→ **What needs to be done**
Below are records to print word for word; include none of their pictures.

+-------+

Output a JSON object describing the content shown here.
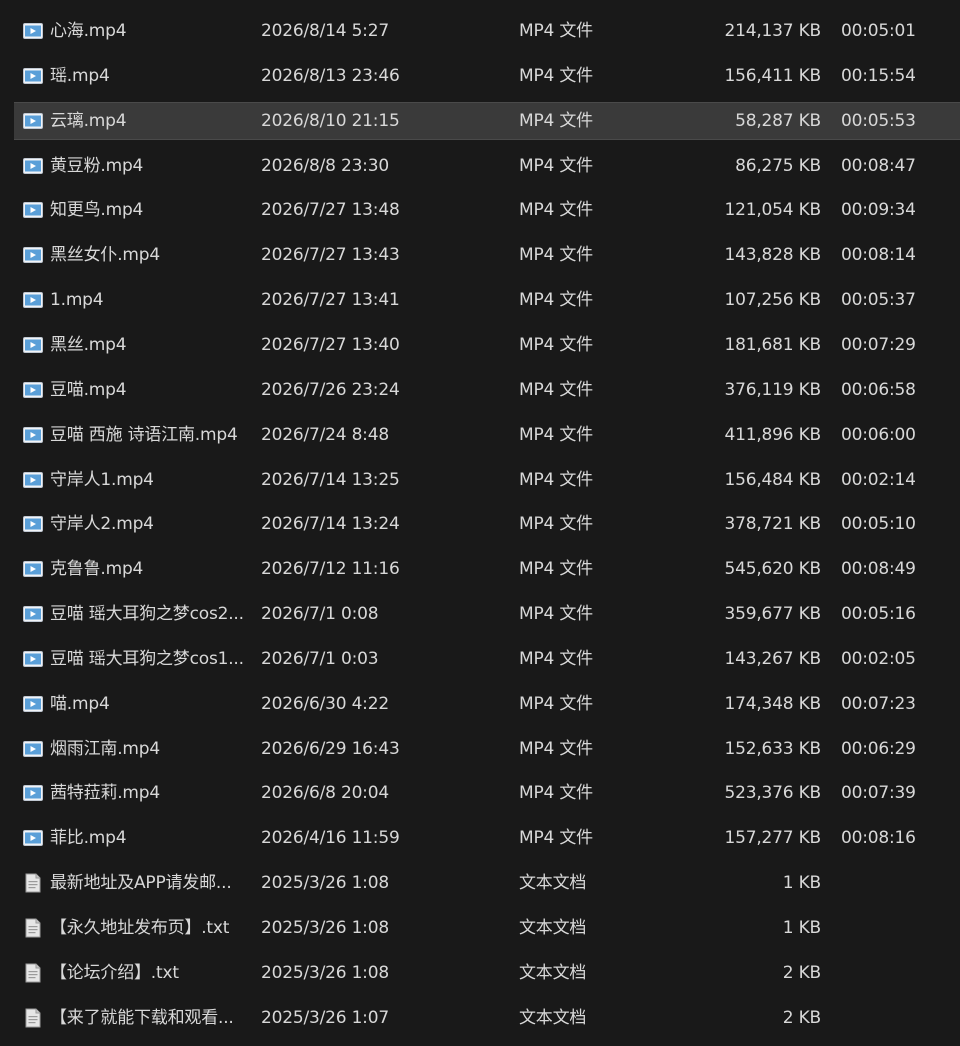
{
  "files": [
    {
      "name": "心海.mp4",
      "date": "2026/8/14 5:27",
      "type": "MP4 文件",
      "size": "214,137 KB",
      "duration": "00:05:01",
      "icon": "video-file-icon"
    },
    {
      "name": "瑶.mp4",
      "date": "2026/8/13 23:46",
      "type": "MP4 文件",
      "size": "156,411 KB",
      "duration": "00:15:54",
      "icon": "video-file-icon"
    },
    {
      "name": "云璃.mp4",
      "date": "2026/8/10 21:15",
      "type": "MP4 文件",
      "size": "58,287 KB",
      "duration": "00:05:53",
      "icon": "video-file-icon",
      "selected": true
    },
    {
      "name": "黄豆粉.mp4",
      "date": "2026/8/8 23:30",
      "type": "MP4 文件",
      "size": "86,275 KB",
      "duration": "00:08:47",
      "icon": "video-file-icon"
    },
    {
      "name": "知更鸟.mp4",
      "date": "2026/7/27 13:48",
      "type": "MP4 文件",
      "size": "121,054 KB",
      "duration": "00:09:34",
      "icon": "video-file-icon"
    },
    {
      "name": "黑丝女仆.mp4",
      "date": "2026/7/27 13:43",
      "type": "MP4 文件",
      "size": "143,828 KB",
      "duration": "00:08:14",
      "icon": "video-file-icon"
    },
    {
      "name": "1.mp4",
      "date": "2026/7/27 13:41",
      "type": "MP4 文件",
      "size": "107,256 KB",
      "duration": "00:05:37",
      "icon": "video-file-icon"
    },
    {
      "name": "黑丝.mp4",
      "date": "2026/7/27 13:40",
      "type": "MP4 文件",
      "size": "181,681 KB",
      "duration": "00:07:29",
      "icon": "video-file-icon"
    },
    {
      "name": "豆喵.mp4",
      "date": "2026/7/26 23:24",
      "type": "MP4 文件",
      "size": "376,119 KB",
      "duration": "00:06:58",
      "icon": "video-file-icon"
    },
    {
      "name": "豆喵 西施 诗语江南.mp4",
      "date": "2026/7/24 8:48",
      "type": "MP4 文件",
      "size": "411,896 KB",
      "duration": "00:06:00",
      "icon": "video-file-icon"
    },
    {
      "name": "守岸人1.mp4",
      "date": "2026/7/14 13:25",
      "type": "MP4 文件",
      "size": "156,484 KB",
      "duration": "00:02:14",
      "icon": "video-file-icon"
    },
    {
      "name": "守岸人2.mp4",
      "date": "2026/7/14 13:24",
      "type": "MP4 文件",
      "size": "378,721 KB",
      "duration": "00:05:10",
      "icon": "video-file-icon"
    },
    {
      "name": "克鲁鲁.mp4",
      "date": "2026/7/12 11:16",
      "type": "MP4 文件",
      "size": "545,620 KB",
      "duration": "00:08:49",
      "icon": "video-file-icon"
    },
    {
      "name": "豆喵 瑶大耳狗之梦cos2...",
      "date": "2026/7/1 0:08",
      "type": "MP4 文件",
      "size": "359,677 KB",
      "duration": "00:05:16",
      "icon": "video-file-icon"
    },
    {
      "name": "豆喵 瑶大耳狗之梦cos1...",
      "date": "2026/7/1 0:03",
      "type": "MP4 文件",
      "size": "143,267 KB",
      "duration": "00:02:05",
      "icon": "video-file-icon"
    },
    {
      "name": "喵.mp4",
      "date": "2026/6/30 4:22",
      "type": "MP4 文件",
      "size": "174,348 KB",
      "duration": "00:07:23",
      "icon": "video-file-icon"
    },
    {
      "name": "烟雨江南.mp4",
      "date": "2026/6/29 16:43",
      "type": "MP4 文件",
      "size": "152,633 KB",
      "duration": "00:06:29",
      "icon": "video-file-icon"
    },
    {
      "name": "茜特菈莉.mp4",
      "date": "2026/6/8 20:04",
      "type": "MP4 文件",
      "size": "523,376 KB",
      "duration": "00:07:39",
      "icon": "video-file-icon"
    },
    {
      "name": "菲比.mp4",
      "date": "2026/4/16 11:59",
      "type": "MP4 文件",
      "size": "157,277 KB",
      "duration": "00:08:16",
      "icon": "video-file-icon"
    },
    {
      "name": "最新地址及APP请发邮...",
      "date": "2025/3/26 1:08",
      "type": "文本文档",
      "size": "1 KB",
      "duration": "",
      "icon": "text-file-icon"
    },
    {
      "name": "【永久地址发布页】.txt",
      "date": "2025/3/26 1:08",
      "type": "文本文档",
      "size": "1 KB",
      "duration": "",
      "icon": "text-file-icon"
    },
    {
      "name": "【论坛介绍】.txt",
      "date": "2025/3/26 1:08",
      "type": "文本文档",
      "size": "2 KB",
      "duration": "",
      "icon": "text-file-icon"
    },
    {
      "name": "【来了就能下载和观看...",
      "date": "2025/3/26 1:07",
      "type": "文本文档",
      "size": "2 KB",
      "duration": "",
      "icon": "text-file-icon"
    }
  ],
  "colors": {
    "background": "#191919",
    "selected_row": "#3a3a3a",
    "text": "#d8d8d8",
    "video_icon": "#5a9fd8",
    "text_icon": "#e6e6e6"
  }
}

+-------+

→ **Written solution**
Output a JSON object describing the content shown here.
{
  "files": [
    {
      "name": "心海.mp4",
      "date": "2026/8/14 5:27",
      "type": "MP4 文件",
      "size": "214,137 KB",
      "duration": "00:05:01",
      "icon": "video-file-icon"
    },
    {
      "name": "瑶.mp4",
      "date": "2026/8/13 23:46",
      "type": "MP4 文件",
      "size": "156,411 KB",
      "duration": "00:15:54",
      "icon": "video-file-icon"
    },
    {
      "name": "云璃.mp4",
      "date": "2026/8/10 21:15",
      "type": "MP4 文件",
      "size": "58,287 KB",
      "duration": "00:05:53",
      "icon": "video-file-icon",
      "selected": true
    },
    {
      "name": "黄豆粉.mp4",
      "date": "2026/8/8 23:30",
      "type": "MP4 文件",
      "size": "86,275 KB",
      "duration": "00:08:47",
      "icon": "video-file-icon"
    },
    {
      "name": "知更鸟.mp4",
      "date": "2026/7/27 13:48",
      "type": "MP4 文件",
      "size": "121,054 KB",
      "duration": "00:09:34",
      "icon": "video-file-icon"
    },
    {
      "name": "黑丝女仆.mp4",
      "date": "2026/7/27 13:43",
      "type": "MP4 文件",
      "size": "143,828 KB",
      "duration": "00:08:14",
      "icon": "video-file-icon"
    },
    {
      "name": "1.mp4",
      "date": "2026/7/27 13:41",
      "type": "MP4 文件",
      "size": "107,256 KB",
      "duration": "00:05:37",
      "icon": "video-file-icon"
    },
    {
      "name": "黑丝.mp4",
      "date": "2026/7/27 13:40",
      "type": "MP4 文件",
      "size": "181,681 KB",
      "duration": "00:07:29",
      "icon": "video-file-icon"
    },
    {
      "name": "豆喵.mp4",
      "date": "2026/7/26 23:24",
      "type": "MP4 文件",
      "size": "376,119 KB",
      "duration": "00:06:58",
      "icon": "video-file-icon"
    },
    {
      "name": "豆喵 西施 诗语江南.mp4",
      "date": "2026/7/24 8:48",
      "type": "MP4 文件",
      "size": "411,896 KB",
      "duration": "00:06:00",
      "icon": "video-file-icon"
    },
    {
      "name": "守岸人1.mp4",
      "date": "2026/7/14 13:25",
      "type": "MP4 文件",
      "size": "156,484 KB",
      "duration": "00:02:14",
      "icon": "video-file-icon"
    },
    {
      "name": "守岸人2.mp4",
      "date": "2026/7/14 13:24",
      "type": "MP4 文件",
      "size": "378,721 KB",
      "duration": "00:05:10",
      "icon": "video-file-icon"
    },
    {
      "name": "克鲁鲁.mp4",
      "date": "2026/7/12 11:16",
      "type": "MP4 文件",
      "size": "545,620 KB",
      "duration": "00:08:49",
      "icon": "video-file-icon"
    },
    {
      "name": "豆喵 瑶大耳狗之梦cos2...",
      "date": "2026/7/1 0:08",
      "type": "MP4 文件",
      "size": "359,677 KB",
      "duration": "00:05:16",
      "icon": "video-file-icon"
    },
    {
      "name": "豆喵 瑶大耳狗之梦cos1...",
      "date": "2026/7/1 0:03",
      "type": "MP4 文件",
      "size": "143,267 KB",
      "duration": "00:02:05",
      "icon": "video-file-icon"
    },
    {
      "name": "喵.mp4",
      "date": "2026/6/30 4:22",
      "type": "MP4 文件",
      "size": "174,348 KB",
      "duration": "00:07:23",
      "icon": "video-file-icon"
    },
    {
      "name": "烟雨江南.mp4",
      "date": "2026/6/29 16:43",
      "type": "MP4 文件",
      "size": "152,633 KB",
      "duration": "00:06:29",
      "icon": "video-file-icon"
    },
    {
      "name": "茜特菈莉.mp4",
      "date": "2026/6/8 20:04",
      "type": "MP4 文件",
      "size": "523,376 KB",
      "duration": "00:07:39",
      "icon": "video-file-icon"
    },
    {
      "name": "菲比.mp4",
      "date": "2026/4/16 11:59",
      "type": "MP4 文件",
      "size": "157,277 KB",
      "duration": "00:08:16",
      "icon": "video-file-icon"
    },
    {
      "name": "最新地址及APP请发邮...",
      "date": "2025/3/26 1:08",
      "type": "文本文档",
      "size": "1 KB",
      "duration": "",
      "icon": "text-file-icon"
    },
    {
      "name": "【永久地址发布页】.txt",
      "date": "2025/3/26 1:08",
      "type": "文本文档",
      "size": "1 KB",
      "duration": "",
      "icon": "text-file-icon"
    },
    {
      "name": "【论坛介绍】.txt",
      "date": "2025/3/26 1:08",
      "type": "文本文档",
      "size": "2 KB",
      "duration": "",
      "icon": "text-file-icon"
    },
    {
      "name": "【来了就能下载和观看...",
      "date": "2025/3/26 1:07",
      "type": "文本文档",
      "size": "2 KB",
      "duration": "",
      "icon": "text-file-icon"
    }
  ],
  "colors": {
    "background": "#191919",
    "selected_row": "#3a3a3a",
    "text": "#d8d8d8",
    "video_icon": "#5a9fd8",
    "text_icon": "#e6e6e6"
  }
}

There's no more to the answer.